◆ **WHAT IS BEING ASKED**:
Look below for the line with "What's the underlying", and from there restate every line word for word until the entries end.

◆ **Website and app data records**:

= = = =

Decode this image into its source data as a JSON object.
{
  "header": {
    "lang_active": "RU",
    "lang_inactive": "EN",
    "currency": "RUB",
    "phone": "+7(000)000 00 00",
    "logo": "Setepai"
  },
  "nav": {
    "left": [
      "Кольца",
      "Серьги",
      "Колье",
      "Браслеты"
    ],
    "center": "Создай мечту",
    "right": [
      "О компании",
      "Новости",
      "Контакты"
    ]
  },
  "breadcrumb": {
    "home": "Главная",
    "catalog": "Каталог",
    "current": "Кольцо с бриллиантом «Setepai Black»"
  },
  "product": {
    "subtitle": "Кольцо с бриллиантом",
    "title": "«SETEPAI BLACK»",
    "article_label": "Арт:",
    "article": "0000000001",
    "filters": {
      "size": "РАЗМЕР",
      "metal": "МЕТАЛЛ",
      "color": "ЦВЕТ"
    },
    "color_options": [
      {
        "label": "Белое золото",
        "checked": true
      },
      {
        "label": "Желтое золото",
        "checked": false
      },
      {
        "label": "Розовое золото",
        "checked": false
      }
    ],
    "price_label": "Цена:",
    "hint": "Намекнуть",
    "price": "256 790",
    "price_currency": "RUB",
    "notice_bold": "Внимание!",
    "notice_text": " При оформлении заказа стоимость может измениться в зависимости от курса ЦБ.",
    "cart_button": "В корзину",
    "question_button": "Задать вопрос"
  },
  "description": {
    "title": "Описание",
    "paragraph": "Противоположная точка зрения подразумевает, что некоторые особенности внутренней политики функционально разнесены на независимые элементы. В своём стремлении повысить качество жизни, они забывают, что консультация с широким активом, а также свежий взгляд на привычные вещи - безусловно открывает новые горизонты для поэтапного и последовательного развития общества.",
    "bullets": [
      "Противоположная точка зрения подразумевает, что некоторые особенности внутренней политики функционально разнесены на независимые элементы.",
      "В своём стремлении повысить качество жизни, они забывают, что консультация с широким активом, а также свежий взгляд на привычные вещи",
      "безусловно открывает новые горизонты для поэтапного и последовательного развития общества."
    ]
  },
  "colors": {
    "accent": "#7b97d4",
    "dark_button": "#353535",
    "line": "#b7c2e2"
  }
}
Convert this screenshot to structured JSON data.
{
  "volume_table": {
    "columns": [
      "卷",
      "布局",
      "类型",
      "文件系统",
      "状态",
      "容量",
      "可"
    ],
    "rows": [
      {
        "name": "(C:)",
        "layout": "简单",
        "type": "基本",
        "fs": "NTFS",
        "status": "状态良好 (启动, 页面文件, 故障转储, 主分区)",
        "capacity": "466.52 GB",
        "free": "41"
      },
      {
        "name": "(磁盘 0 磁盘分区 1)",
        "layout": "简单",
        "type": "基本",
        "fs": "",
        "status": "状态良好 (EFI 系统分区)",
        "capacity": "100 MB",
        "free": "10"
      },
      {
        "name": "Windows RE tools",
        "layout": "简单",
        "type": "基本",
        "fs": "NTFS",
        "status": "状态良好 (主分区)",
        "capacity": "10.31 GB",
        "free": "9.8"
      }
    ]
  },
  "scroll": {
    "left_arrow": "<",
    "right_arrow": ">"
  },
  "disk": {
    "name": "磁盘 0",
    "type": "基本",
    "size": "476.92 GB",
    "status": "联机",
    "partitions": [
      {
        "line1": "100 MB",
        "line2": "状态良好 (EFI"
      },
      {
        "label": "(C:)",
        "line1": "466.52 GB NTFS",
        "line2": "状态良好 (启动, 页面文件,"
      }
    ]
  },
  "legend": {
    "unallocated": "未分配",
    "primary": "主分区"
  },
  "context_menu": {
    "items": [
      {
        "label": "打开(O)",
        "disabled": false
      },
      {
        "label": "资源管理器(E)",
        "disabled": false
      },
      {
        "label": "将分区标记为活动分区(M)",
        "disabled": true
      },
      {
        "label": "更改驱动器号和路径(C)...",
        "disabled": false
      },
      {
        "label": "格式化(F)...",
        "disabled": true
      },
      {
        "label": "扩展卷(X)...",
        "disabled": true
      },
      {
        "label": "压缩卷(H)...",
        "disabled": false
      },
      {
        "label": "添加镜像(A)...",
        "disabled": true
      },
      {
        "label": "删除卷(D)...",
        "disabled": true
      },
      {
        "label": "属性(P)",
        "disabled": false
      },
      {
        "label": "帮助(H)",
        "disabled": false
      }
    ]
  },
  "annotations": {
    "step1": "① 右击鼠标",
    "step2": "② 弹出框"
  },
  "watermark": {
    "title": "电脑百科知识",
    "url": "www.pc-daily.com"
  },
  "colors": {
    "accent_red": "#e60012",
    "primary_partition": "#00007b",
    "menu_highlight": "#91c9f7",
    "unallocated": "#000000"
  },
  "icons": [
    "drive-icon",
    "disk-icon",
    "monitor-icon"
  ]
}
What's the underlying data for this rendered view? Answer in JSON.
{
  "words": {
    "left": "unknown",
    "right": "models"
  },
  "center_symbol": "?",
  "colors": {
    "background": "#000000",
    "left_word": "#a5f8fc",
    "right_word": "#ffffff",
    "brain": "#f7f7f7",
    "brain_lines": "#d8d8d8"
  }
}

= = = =

◆ **RESULT**:
What's the underlying data for this rendered view? Answer in JSON.
{
  "words": {
    "left": "unknown",
    "right": "models"
  },
  "center_symbol": "?",
  "colors": {
    "background": "#000000",
    "left_word": "#a5f8fc",
    "right_word": "#ffffff",
    "brain": "#f7f7f7",
    "brain_lines": "#d8d8d8"
  }
}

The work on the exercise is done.